• _Your task_
What lines in the records below mention "Design"? List them all.

• _Data records for software interfaces_
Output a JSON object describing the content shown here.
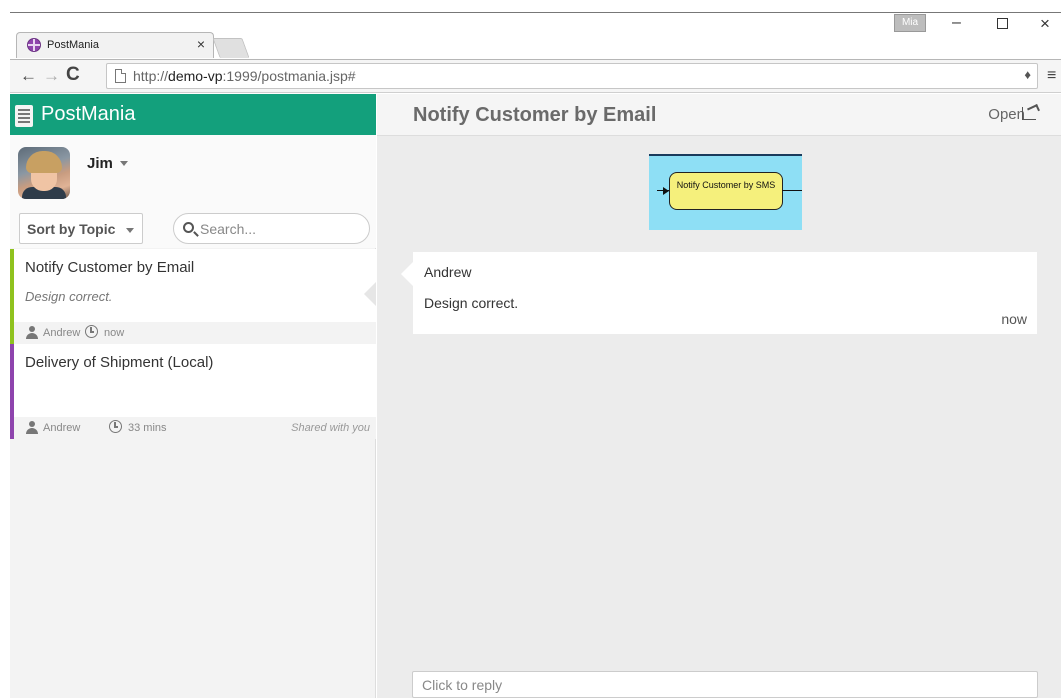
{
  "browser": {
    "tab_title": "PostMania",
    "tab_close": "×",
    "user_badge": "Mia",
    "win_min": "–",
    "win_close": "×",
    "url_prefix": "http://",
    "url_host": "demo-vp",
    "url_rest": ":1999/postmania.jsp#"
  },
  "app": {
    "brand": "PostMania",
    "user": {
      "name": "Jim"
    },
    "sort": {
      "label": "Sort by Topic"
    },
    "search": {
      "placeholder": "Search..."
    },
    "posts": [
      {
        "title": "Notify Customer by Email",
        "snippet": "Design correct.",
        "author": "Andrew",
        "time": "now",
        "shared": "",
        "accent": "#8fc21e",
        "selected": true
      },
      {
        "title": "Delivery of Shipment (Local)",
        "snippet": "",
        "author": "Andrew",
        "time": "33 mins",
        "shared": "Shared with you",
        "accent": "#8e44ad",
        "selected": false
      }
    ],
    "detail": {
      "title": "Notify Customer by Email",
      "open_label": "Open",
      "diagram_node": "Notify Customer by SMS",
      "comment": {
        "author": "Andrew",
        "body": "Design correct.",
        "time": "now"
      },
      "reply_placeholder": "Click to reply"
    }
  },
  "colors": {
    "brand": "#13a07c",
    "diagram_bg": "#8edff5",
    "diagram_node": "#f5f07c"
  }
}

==

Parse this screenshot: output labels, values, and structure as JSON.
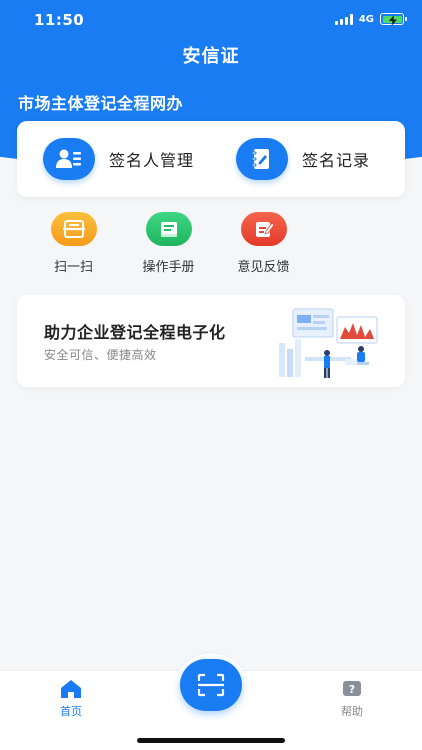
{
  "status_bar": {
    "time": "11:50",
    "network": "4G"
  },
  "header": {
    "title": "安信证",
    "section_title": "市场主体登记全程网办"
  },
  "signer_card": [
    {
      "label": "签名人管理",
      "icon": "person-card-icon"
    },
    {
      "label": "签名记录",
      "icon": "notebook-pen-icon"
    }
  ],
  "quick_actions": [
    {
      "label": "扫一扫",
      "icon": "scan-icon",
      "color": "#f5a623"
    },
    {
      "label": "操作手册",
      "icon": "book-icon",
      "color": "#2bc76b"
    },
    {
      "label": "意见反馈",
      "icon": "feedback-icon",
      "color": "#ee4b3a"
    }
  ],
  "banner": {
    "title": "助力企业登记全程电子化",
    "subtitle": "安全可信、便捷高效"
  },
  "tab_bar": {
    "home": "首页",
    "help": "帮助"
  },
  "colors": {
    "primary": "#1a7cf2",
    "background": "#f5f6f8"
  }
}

• _Answer for this exercise_
        "snippet": "Design correct.",
        "body": "Design correct.",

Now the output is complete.